Dataset items

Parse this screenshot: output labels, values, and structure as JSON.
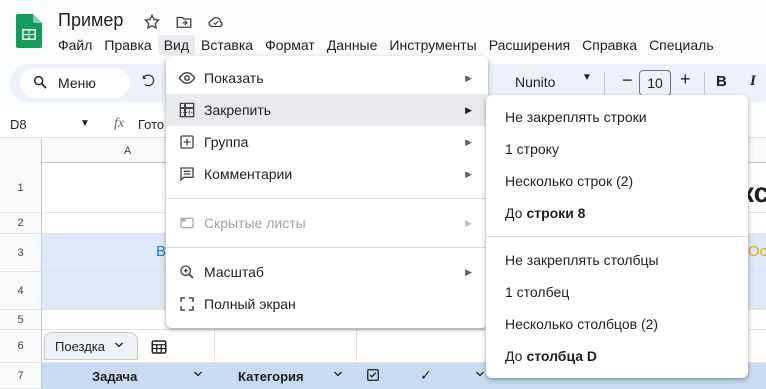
{
  "header": {
    "title": "Пример",
    "menu": [
      "Файл",
      "Правка",
      "Вид",
      "Вставка",
      "Формат",
      "Данные",
      "Инструменты",
      "Расширения",
      "Справка",
      "Специаль"
    ],
    "active_menu": "Вид"
  },
  "toolbar": {
    "search_label": "Меню",
    "font": "Nunito",
    "font_size": "10",
    "bold": "B",
    "italic": "I"
  },
  "formula": {
    "cell_ref": "D8",
    "fx": "fx",
    "content": "Гото"
  },
  "grid": {
    "col_a": "A",
    "rows": [
      "1",
      "2",
      "3",
      "4",
      "5",
      "6",
      "7"
    ],
    "cell_blue": "B",
    "cell_orange": "Ос",
    "big_text": "кс",
    "trip_tab": "Поездка",
    "header_task": "Задача",
    "header_category": "Категория",
    "header_tick": "✓"
  },
  "view_menu": {
    "items": [
      {
        "label": "Показать",
        "icon": "eye-icon"
      },
      {
        "label": "Закрепить",
        "icon": "freeze-grid-icon",
        "highlighted": true
      },
      {
        "label": "Группа",
        "icon": "plus-box-icon"
      },
      {
        "label": "Комментарии",
        "icon": "comment-icon"
      },
      {
        "label": "Скрытые листы",
        "icon": "hidden-sheet-icon",
        "disabled": true
      },
      {
        "label": "Масштаб",
        "icon": "zoom-icon"
      },
      {
        "label": "Полный экран",
        "icon": "fullscreen-icon"
      }
    ]
  },
  "freeze_menu": {
    "rows_none": "Не закреплять строки",
    "rows_one": "1 строку",
    "rows_several": "Несколько строк (2)",
    "rows_upto_prefix": "До",
    "rows_upto_bold": "строки 8",
    "cols_none": "Не закреплять столбцы",
    "cols_one": "1 столбец",
    "cols_several": "Несколько столбцов (2)",
    "cols_upto_prefix": "До",
    "cols_upto_bold": "столбца D"
  },
  "colors": {
    "sheets_green": "#0f9d58",
    "selected_header": "#c9dbf3",
    "menu_highlight": "#e8eaed",
    "toolbar_bg": "#edf2fa"
  }
}
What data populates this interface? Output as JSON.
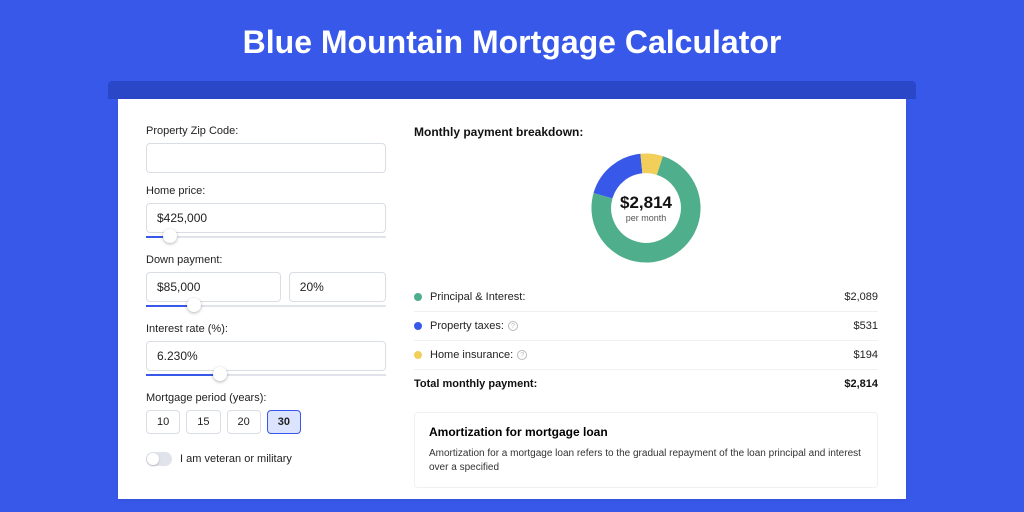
{
  "title": "Blue Mountain Mortgage Calculator",
  "form": {
    "zip_label": "Property Zip Code:",
    "zip_value": "",
    "price_label": "Home price:",
    "price_value": "$425,000",
    "price_slider_pct": 10,
    "down_label": "Down payment:",
    "down_value": "$85,000",
    "down_pct_value": "20%",
    "down_slider_pct": 20,
    "rate_label": "Interest rate (%):",
    "rate_value": "6.230%",
    "rate_slider_pct": 31,
    "term_label": "Mortgage period (years):",
    "term_options": [
      "10",
      "15",
      "20",
      "30"
    ],
    "term_selected_index": 3,
    "vet_label": "I am veteran or military"
  },
  "breakdown": {
    "title": "Monthly payment breakdown:",
    "center_value": "$2,814",
    "center_sub": "per month",
    "items": [
      {
        "label": "Principal & Interest:",
        "amount": "$2,089",
        "color": "#4fae8b",
        "help": false,
        "pct": 74.3
      },
      {
        "label": "Property taxes:",
        "amount": "$531",
        "color": "#3858e9",
        "help": true,
        "pct": 18.9
      },
      {
        "label": "Home insurance:",
        "amount": "$194",
        "color": "#f2cf5b",
        "help": true,
        "pct": 6.8
      }
    ],
    "total_label": "Total monthly payment:",
    "total_value": "$2,814"
  },
  "chart_data": {
    "type": "pie",
    "title": "Monthly payment breakdown",
    "categories": [
      "Principal & Interest",
      "Property taxes",
      "Home insurance"
    ],
    "values": [
      2089,
      531,
      194
    ],
    "colors": [
      "#4fae8b",
      "#3858e9",
      "#f2cf5b"
    ],
    "center_label": "$2,814 per month",
    "donut": true
  },
  "amort": {
    "title": "Amortization for mortgage loan",
    "text": "Amortization for a mortgage loan refers to the gradual repayment of the loan principal and interest over a specified"
  }
}
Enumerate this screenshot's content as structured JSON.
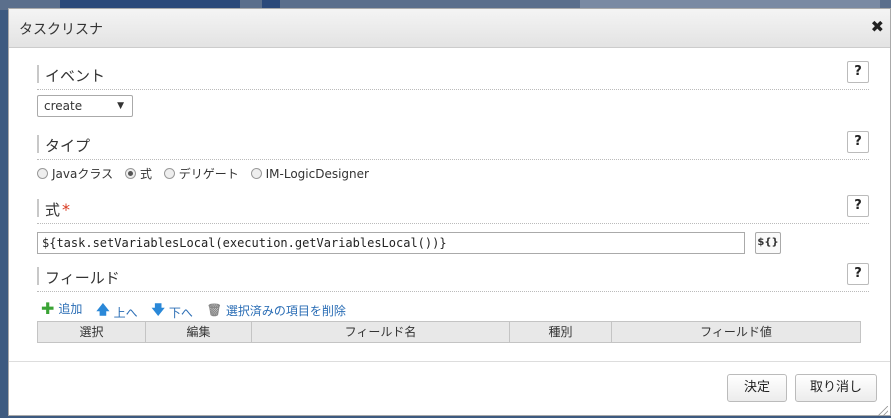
{
  "dialog": {
    "title": "タスクリスナ",
    "close_symbol": "✖"
  },
  "event": {
    "label": "イベント",
    "selected": "create",
    "help": "?"
  },
  "type": {
    "label": "タイプ",
    "help": "?",
    "options": [
      {
        "label": "Javaクラス",
        "checked": false
      },
      {
        "label": "式",
        "checked": true
      },
      {
        "label": "デリゲート",
        "checked": false
      },
      {
        "label": "IM-LogicDesigner",
        "checked": false
      }
    ]
  },
  "expression": {
    "label": "式",
    "required_mark": "*",
    "help": "?",
    "value": "${task.setVariablesLocal(execution.getVariablesLocal())}",
    "button_label": "${}"
  },
  "fields": {
    "label": "フィールド",
    "help": "?",
    "toolbar": {
      "add": "追加",
      "up": "上へ",
      "down": "下へ",
      "delete_selected": "選択済みの項目を削除"
    },
    "columns": [
      "選択",
      "編集",
      "フィールド名",
      "種別",
      "フィールド値"
    ]
  },
  "footer": {
    "ok": "決定",
    "cancel": "取り消し"
  },
  "colors": {
    "accent_link": "#2a6db5",
    "add_icon": "#3aa335",
    "arrow_icon": "#2a88d8",
    "required": "#d9381e"
  }
}
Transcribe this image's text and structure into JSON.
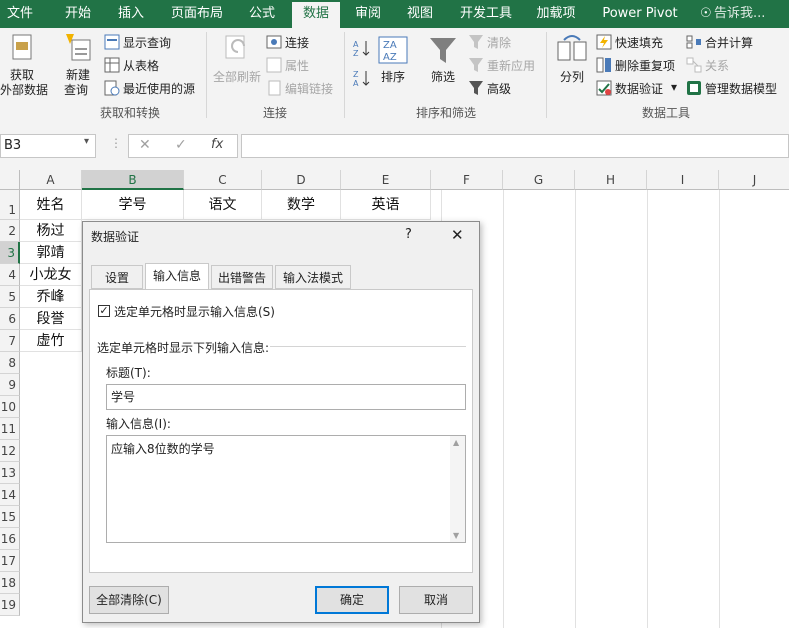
{
  "ribbon_tabs": [
    "文件",
    "开始",
    "插入",
    "页面布局",
    "公式",
    "数据",
    "审阅",
    "视图",
    "开发工具",
    "加载项",
    "Power Pivot"
  ],
  "active_tab": "数据",
  "tell_me": "告诉我...",
  "ribbon": {
    "get_external": "获取",
    "get_external2": "外部数据",
    "new_query": "新建",
    "new_query2": "查询",
    "show_query": "显示查询",
    "from_table": "从表格",
    "recent_sources": "最近使用的源",
    "group_get_transform": "获取和转换",
    "refresh_all": "全部刷新",
    "connections": "连接",
    "properties": "属性",
    "edit_links": "编辑链接",
    "group_connections": "连接",
    "sort": "排序",
    "filter": "筛选",
    "clear": "清除",
    "reapply": "重新应用",
    "advanced": "高级",
    "group_sort_filter": "排序和筛选",
    "text_to_columns": "分列",
    "flash_fill": "快速填充",
    "remove_duplicates": "删除重复项",
    "data_validation": "数据验证",
    "consolidate": "合并计算",
    "relationships": "关系",
    "manage_data_model": "管理数据模型",
    "group_data_tools": "数据工具"
  },
  "formula_bar": {
    "name_box": "B3",
    "fx": "fx",
    "value": ""
  },
  "grid": {
    "columns": [
      "A",
      "B",
      "C",
      "D",
      "E",
      "F",
      "G",
      "H",
      "I",
      "J"
    ],
    "selected_column": "B",
    "rows": [
      "1",
      "2",
      "3",
      "4",
      "5",
      "6",
      "7",
      "8",
      "9",
      "10",
      "11",
      "12",
      "13",
      "14",
      "15",
      "16",
      "17",
      "18",
      "19"
    ],
    "selected_row": "3",
    "header_row": [
      "姓名",
      "学号",
      "语文",
      "数学",
      "英语"
    ],
    "names": [
      "杨过",
      "郭靖",
      "小龙女",
      "乔峰",
      "段誉",
      "虚竹"
    ]
  },
  "dialog": {
    "title": "数据验证",
    "help": "?",
    "close": "✕",
    "tabs": [
      "设置",
      "输入信息",
      "出错警告",
      "输入法模式"
    ],
    "active_tab": "输入信息",
    "checkbox_label": "选定单元格时显示输入信息(S)",
    "checkbox_checked": true,
    "section_label": "选定单元格时显示下列输入信息:",
    "title_label": "标题(T):",
    "title_value": "学号",
    "message_label": "输入信息(I):",
    "message_value": "应输入8位数的学号",
    "clear_all": "全部清除(C)",
    "ok": "确定",
    "cancel": "取消"
  },
  "colors": {
    "excel_green": "#217346",
    "ribbon_bg": "#f3f3f3",
    "focus_blue": "#0078d7"
  }
}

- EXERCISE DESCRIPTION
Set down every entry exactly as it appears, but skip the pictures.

- WORKED SOLUTION
Parse this screenshot: output labels, values, and structure as JSON.
{
  "header": {
    "title": "Пример",
    "menu": [
      "Файл",
      "Правка",
      "Вид",
      "Вставка",
      "Формат",
      "Данные",
      "Инструменты",
      "Расширения",
      "Справка",
      "Специаль"
    ],
    "active_menu": "Вид"
  },
  "toolbar": {
    "search_label": "Меню",
    "font": "Nunito",
    "font_size": "10",
    "bold": "B",
    "italic": "I"
  },
  "formula": {
    "cell_ref": "D8",
    "fx": "fx",
    "content": "Гото"
  },
  "grid": {
    "col_a": "A",
    "rows": [
      "1",
      "2",
      "3",
      "4",
      "5",
      "6",
      "7"
    ],
    "cell_blue": "B",
    "cell_orange": "Ос",
    "big_text": "кс",
    "trip_tab": "Поездка",
    "header_task": "Задача",
    "header_category": "Категория",
    "header_tick": "✓"
  },
  "view_menu": {
    "items": [
      {
        "label": "Показать",
        "icon": "eye-icon"
      },
      {
        "label": "Закрепить",
        "icon": "freeze-grid-icon",
        "highlighted": true
      },
      {
        "label": "Группа",
        "icon": "plus-box-icon"
      },
      {
        "label": "Комментарии",
        "icon": "comment-icon"
      },
      {
        "label": "Скрытые листы",
        "icon": "hidden-sheet-icon",
        "disabled": true
      },
      {
        "label": "Масштаб",
        "icon": "zoom-icon"
      },
      {
        "label": "Полный экран",
        "icon": "fullscreen-icon"
      }
    ]
  },
  "freeze_menu": {
    "rows_none": "Не закреплять строки",
    "rows_one": "1 строку",
    "rows_several": "Несколько строк (2)",
    "rows_upto_prefix": "До",
    "rows_upto_bold": "строки 8",
    "cols_none": "Не закреплять столбцы",
    "cols_one": "1 столбец",
    "cols_several": "Несколько столбцов (2)",
    "cols_upto_prefix": "До",
    "cols_upto_bold": "столбца D"
  },
  "colors": {
    "sheets_green": "#0f9d58",
    "selected_header": "#c9dbf3",
    "menu_highlight": "#e8eaed",
    "toolbar_bg": "#edf2fa"
  }
}
What data populates this interface? Output as JSON.
{
  "title": "Blue Mountain Mortgage Calculator",
  "form": {
    "zip_label": "Property Zip Code:",
    "zip_value": "",
    "price_label": "Home price:",
    "price_value": "$425,000",
    "price_slider_pct": 10,
    "down_label": "Down payment:",
    "down_value": "$85,000",
    "down_pct_value": "20%",
    "down_slider_pct": 20,
    "rate_label": "Interest rate (%):",
    "rate_value": "6.230%",
    "rate_slider_pct": 31,
    "term_label": "Mortgage period (years):",
    "term_options": [
      "10",
      "15",
      "20",
      "30"
    ],
    "term_selected_index": 3,
    "vet_label": "I am veteran or military"
  },
  "breakdown": {
    "title": "Monthly payment breakdown:",
    "center_value": "$2,814",
    "center_sub": "per month",
    "items": [
      {
        "label": "Principal & Interest:",
        "amount": "$2,089",
        "color": "#4fae8b",
        "help": false,
        "pct": 74.3
      },
      {
        "label": "Property taxes:",
        "amount": "$531",
        "color": "#3858e9",
        "help": true,
        "pct": 18.9
      },
      {
        "label": "Home insurance:",
        "amount": "$194",
        "color": "#f2cf5b",
        "help": true,
        "pct": 6.8
      }
    ],
    "total_label": "Total monthly payment:",
    "total_value": "$2,814"
  },
  "chart_data": {
    "type": "pie",
    "title": "Monthly payment breakdown",
    "categories": [
      "Principal & Interest",
      "Property taxes",
      "Home insurance"
    ],
    "values": [
      2089,
      531,
      194
    ],
    "colors": [
      "#4fae8b",
      "#3858e9",
      "#f2cf5b"
    ],
    "center_label": "$2,814 per month",
    "donut": true
  },
  "amort": {
    "title": "Amortization for mortgage loan",
    "text": "Amortization for a mortgage loan refers to the gradual repayment of the loan principal and interest over a specified"
  }
}
Enumerate this screenshot's content as structured JSON.
{
  "dialog": {
    "title": "タスクリスナ",
    "close_symbol": "✖"
  },
  "event": {
    "label": "イベント",
    "selected": "create",
    "help": "?"
  },
  "type": {
    "label": "タイプ",
    "help": "?",
    "options": [
      {
        "label": "Javaクラス",
        "checked": false
      },
      {
        "label": "式",
        "checked": true
      },
      {
        "label": "デリゲート",
        "checked": false
      },
      {
        "label": "IM-LogicDesigner",
        "checked": false
      }
    ]
  },
  "expression": {
    "label": "式",
    "required_mark": "*",
    "help": "?",
    "value": "${task.setVariablesLocal(execution.getVariablesLocal())}",
    "button_label": "${}"
  },
  "fields": {
    "label": "フィールド",
    "help": "?",
    "toolbar": {
      "add": "追加",
      "up": "上へ",
      "down": "下へ",
      "delete_selected": "選択済みの項目を削除"
    },
    "columns": [
      "選択",
      "編集",
      "フィールド名",
      "種別",
      "フィールド値"
    ]
  },
  "footer": {
    "ok": "決定",
    "cancel": "取り消し"
  },
  "colors": {
    "accent_link": "#2a6db5",
    "add_icon": "#3aa335",
    "arrow_icon": "#2a88d8",
    "required": "#d9381e"
  }
}
Transcribe this image's text and structure into JSON.
{
  "ribbon_tabs": [
    "文件",
    "开始",
    "插入",
    "页面布局",
    "公式",
    "数据",
    "审阅",
    "视图",
    "开发工具",
    "加载项",
    "Power Pivot"
  ],
  "active_tab": "数据",
  "tell_me": "告诉我...",
  "ribbon": {
    "get_external": "获取",
    "get_external2": "外部数据",
    "new_query": "新建",
    "new_query2": "查询",
    "show_query": "显示查询",
    "from_table": "从表格",
    "recent_sources": "最近使用的源",
    "group_get_transform": "获取和转换",
    "refresh_all": "全部刷新",
    "connections": "连接",
    "properties": "属性",
    "edit_links": "编辑链接",
    "group_connections": "连接",
    "sort": "排序",
    "filter": "筛选",
    "clear": "清除",
    "reapply": "重新应用",
    "advanced": "高级",
    "group_sort_filter": "排序和筛选",
    "text_to_columns": "分列",
    "flash_fill": "快速填充",
    "remove_duplicates": "删除重复项",
    "data_validation": "数据验证",
    "consolidate": "合并计算",
    "relationships": "关系",
    "manage_data_model": "管理数据模型",
    "group_data_tools": "数据工具"
  },
  "formula_bar": {
    "name_box": "B3",
    "fx": "fx",
    "value": ""
  },
  "grid": {
    "columns": [
      "A",
      "B",
      "C",
      "D",
      "E",
      "F",
      "G",
      "H",
      "I",
      "J"
    ],
    "selected_column": "B",
    "rows": [
      "1",
      "2",
      "3",
      "4",
      "5",
      "6",
      "7",
      "8",
      "9",
      "10",
      "11",
      "12",
      "13",
      "14",
      "15",
      "16",
      "17",
      "18",
      "19"
    ],
    "selected_row": "3",
    "header_row": [
      "姓名",
      "学号",
      "语文",
      "数学",
      "英语"
    ],
    "names": [
      "杨过",
      "郭靖",
      "小龙女",
      "乔峰",
      "段誉",
      "虚竹"
    ]
  },
  "dialog": {
    "title": "数据验证",
    "help": "?",
    "close": "✕",
    "tabs": [
      "设置",
      "输入信息",
      "出错警告",
      "输入法模式"
    ],
    "active_tab": "输入信息",
    "checkbox_label": "选定单元格时显示输入信息(S)",
    "checkbox_checked": true,
    "section_label": "选定单元格时显示下列输入信息:",
    "title_label": "标题(T):",
    "title_value": "学号",
    "message_label": "输入信息(I):",
    "message_value": "应输入8位数的学号",
    "clear_all": "全部清除(C)",
    "ok": "确定",
    "cancel": "取消"
  },
  "colors": {
    "excel_green": "#217346",
    "ribbon_bg": "#f3f3f3",
    "focus_blue": "#0078d7"
  }
}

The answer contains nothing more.